Sending outreach workers or community paramedics to these encampments without police is not a prudent or realistic move when considering public safety, and the safety of those workers themselves. Being put in a position of approaching these encampments without at least some standby on site seems like a lawsuit waiting to happen.

3. A hotline or website for community members to share locations for follow-up outreach or for self-referrals

211 needs to improve and have data readily accessible as to how many beds are available at any given time. There should be a public dashboard, representing active beds in REAL TIME based off the CES and HMIS data. This would allow the police, the public, and the homeless to have more access to live data regarding the availability of shelter and more. This should be a priority and service providers receiving funds should be required to be on board.

4. Increase crisis response capacity to meet 30% of the immediate problem solving/shelter needs of unsheltered homelessness. (Priority 3D)

Let’s not creatively math our way into or out of this discussion point. They have said we need approximately 596 beds. They want to us reduce this need by 50%, meaning roughly 298 beds need to be ‘created’. Between the two facilities already in line to be opened (Day’s Inn and Ramada revamp) we will have 200 of these already. So that leaves 396 needed, in reality, going FORWARD from this point. “Success” would be measured by adding an additional 198 beds to the 200 already on line that should not count towards the 50% reduction.

5. Begin the implementation of system improvements to the Coordinated Entry System (CES). Create a CES Policy Committee of the CoC to develop or revise. written standards, policies, and procedures for CES. (Priority 3E, Step 1). This is a great idea and reiterates the above goals.

7. Promote a housing surge* for unsheltered people experiencing chronic homelessness using a 100-Day Challenge model. (Priority 3H, Steps 1-4)
Identify landlords to participate.

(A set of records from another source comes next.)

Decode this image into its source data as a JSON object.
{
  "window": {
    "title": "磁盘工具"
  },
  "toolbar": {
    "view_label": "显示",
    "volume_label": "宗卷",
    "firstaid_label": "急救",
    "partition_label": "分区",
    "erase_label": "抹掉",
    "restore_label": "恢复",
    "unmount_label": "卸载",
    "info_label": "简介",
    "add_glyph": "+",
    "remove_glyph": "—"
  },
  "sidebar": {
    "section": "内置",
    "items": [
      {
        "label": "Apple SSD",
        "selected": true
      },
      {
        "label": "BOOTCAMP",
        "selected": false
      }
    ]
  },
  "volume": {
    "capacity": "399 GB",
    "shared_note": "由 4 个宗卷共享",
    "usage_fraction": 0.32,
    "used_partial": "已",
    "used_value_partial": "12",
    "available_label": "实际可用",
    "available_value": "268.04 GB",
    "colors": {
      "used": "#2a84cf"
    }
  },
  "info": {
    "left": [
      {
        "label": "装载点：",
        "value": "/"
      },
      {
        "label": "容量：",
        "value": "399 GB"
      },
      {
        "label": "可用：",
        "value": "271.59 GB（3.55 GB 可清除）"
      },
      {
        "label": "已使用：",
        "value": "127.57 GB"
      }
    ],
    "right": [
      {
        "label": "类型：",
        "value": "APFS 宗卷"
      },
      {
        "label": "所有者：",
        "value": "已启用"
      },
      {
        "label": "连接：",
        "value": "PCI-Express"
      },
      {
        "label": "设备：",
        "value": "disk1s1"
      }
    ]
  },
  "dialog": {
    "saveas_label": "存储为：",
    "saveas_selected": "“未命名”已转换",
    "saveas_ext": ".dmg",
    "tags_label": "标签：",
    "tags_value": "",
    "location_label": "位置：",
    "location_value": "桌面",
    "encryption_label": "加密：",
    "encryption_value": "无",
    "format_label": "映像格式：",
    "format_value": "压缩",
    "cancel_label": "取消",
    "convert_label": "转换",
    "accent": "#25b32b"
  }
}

8. Implement Moving On strategies for long-term supportive housing residents (as appropriate). (Priority 5E, Steps 1-3)

Identify landlords to participate.

We must aid and assurances and follow through to the landlords that we want to engage if we truly want this to be part of the solution. Expecting things out of people is permissible. People respond to having expectations. Not voicing expectations ensures that none of them will be met.


We are hoping for more a common-sense approach to this situation, one that focuses on mental health and sobriety. We cannot find where any funds have gone towards those 2 things, and considering it is well documented that those are the two primary drivers of why people are on the streets, we feel the focus needs to be redirected in great measure to this goal.

Please see attached summary of our hopes towards this end. Please know that we are in this with you and we want to help. That we do not agree with some of the current ideology should not be taken as an indication that we are not willing to engage in healthy debate. We just do not believe the suggestions of this task force are the only path forward and should not be accepted as foregone conclusions.


The Asheville Coalition for Public Safety”s letter was sent to the City and County in February.

Editor’s Note: This letter has been edited to maintain only the proposals outlined by the Asheville Coalition for Public Safety.